Jardim Neto, Abrahao T. (Baker Hughes) | Prata, Fernando Gaspar M. (Baker Hughes) | Gomez, Julio (Baker Hughes) | Pedroso, Carlos A. (Petrobras) | Martins, Marcio (Petrobras) | Silva, Dayana N. (Petrobras)
Operators developing reservoirs and producing them from deep and ultradeepwater wells are pushing the technical limits regarding horizontal extension. Deepwater wells completed in unconsolidated formations usually have low fracture gradients, severe leakoff zones, and/or significant washouts. Long horizontal open holes, therefore, may become technically difficult or economically unfeasible to gravel-pack with the use of conventional fluids and gravels. Typical completions in offshore Brazil start from a 95=8- or 103=4-in. casing, in which a 51=2-in. premium screen and tubular string is hung along an open hole drilled with an 81=2- or 91=2-in. bit. Horizontal extensions range from 980 to 4,000 ft. A variety of openhole gravel-pack techniques proved to be complex and costly, but ultralightweight (ULW) proppants have enabled simpler and more-cost-effective gravel packing in these longer horizontal open holes. The reduced gravel density allows a significant reduction in pumping rate that avoids fracturing the formation, minimizes fluid loss, and eliminates the risk of premature screenout caused by excessive gravel settling. ULW-proppant technology was introduced to Brazil in 2005 and has been applied successfully to gravel pack wells under extreme conditions such as low fracture gradient, severe fluid loss, and washed-out zones. ProppantULW-1.25 has proved to be effective for packing wells with narrow sections through the openhole interval, frequently found in horizontal wells completed through shale zones that are isolated by reactive packers and/or mechanical external casing packers. ULW-1.75 was introduced in Brazil in 2007 and has largely replaced ULW-1.25 for gravel packing wells in which an improvement in the operational pumping window is required. A combined package comprising ULW-1.75 during the alpha-wave phase and ULW-1.25 during the beta-wave phase is also discussed. This paper summarizes the procedures and results of almost 60 wells that have been gravel packed with the use of ULW-proppant technology pumped for a local operator.

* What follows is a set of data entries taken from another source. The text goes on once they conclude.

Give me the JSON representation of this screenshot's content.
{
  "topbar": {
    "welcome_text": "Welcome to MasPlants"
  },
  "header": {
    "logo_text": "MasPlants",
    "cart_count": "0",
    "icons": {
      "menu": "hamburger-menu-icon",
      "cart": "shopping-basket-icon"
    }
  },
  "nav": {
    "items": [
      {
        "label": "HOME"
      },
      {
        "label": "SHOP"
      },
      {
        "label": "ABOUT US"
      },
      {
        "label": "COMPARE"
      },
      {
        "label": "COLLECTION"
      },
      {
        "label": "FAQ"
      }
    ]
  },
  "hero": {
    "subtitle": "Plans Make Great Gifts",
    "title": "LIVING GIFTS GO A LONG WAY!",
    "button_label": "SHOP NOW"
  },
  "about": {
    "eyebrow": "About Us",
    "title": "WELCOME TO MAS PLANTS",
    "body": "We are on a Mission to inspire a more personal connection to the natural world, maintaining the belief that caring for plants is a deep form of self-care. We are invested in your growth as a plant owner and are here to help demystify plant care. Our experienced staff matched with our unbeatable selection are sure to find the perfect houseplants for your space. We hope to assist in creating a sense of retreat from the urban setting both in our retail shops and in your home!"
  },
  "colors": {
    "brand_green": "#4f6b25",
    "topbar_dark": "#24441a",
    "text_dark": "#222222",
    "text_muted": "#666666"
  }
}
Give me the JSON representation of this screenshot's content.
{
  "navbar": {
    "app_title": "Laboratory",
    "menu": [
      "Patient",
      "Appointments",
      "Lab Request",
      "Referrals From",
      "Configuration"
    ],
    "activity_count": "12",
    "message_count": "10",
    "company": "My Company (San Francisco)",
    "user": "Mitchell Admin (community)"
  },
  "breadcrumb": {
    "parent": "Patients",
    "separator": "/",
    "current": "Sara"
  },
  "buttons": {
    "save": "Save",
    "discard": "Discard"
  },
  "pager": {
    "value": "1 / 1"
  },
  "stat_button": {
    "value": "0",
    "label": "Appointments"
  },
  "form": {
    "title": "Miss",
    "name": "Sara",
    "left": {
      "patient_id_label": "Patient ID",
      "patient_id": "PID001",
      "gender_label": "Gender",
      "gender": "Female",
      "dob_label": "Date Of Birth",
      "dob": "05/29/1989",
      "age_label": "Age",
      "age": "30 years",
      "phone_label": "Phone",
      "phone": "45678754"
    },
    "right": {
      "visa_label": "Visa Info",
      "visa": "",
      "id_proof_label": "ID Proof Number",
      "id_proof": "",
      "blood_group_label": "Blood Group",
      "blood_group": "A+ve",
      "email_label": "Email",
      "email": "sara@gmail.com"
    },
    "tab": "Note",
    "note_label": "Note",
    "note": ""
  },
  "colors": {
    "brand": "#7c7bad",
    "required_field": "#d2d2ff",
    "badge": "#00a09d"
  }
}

Technology Update - No abstract available.
This article, written by Senior Technology Editor Dennis Denney, contains highlights of paper SPE 144774, "History Matching and Production Forecasting With Logs: Effective Completion and Reservoir-Management Tools for Horizontal and Vertical Wells," by Carlos F. Haro, SPE, Occidental Oil & Gas, prepared for the 2011 SPE Annual Technical Conference and Exhibition, Denver, 30 October-2 November. See SPE Res Eval & Eng, October 2012, page 596.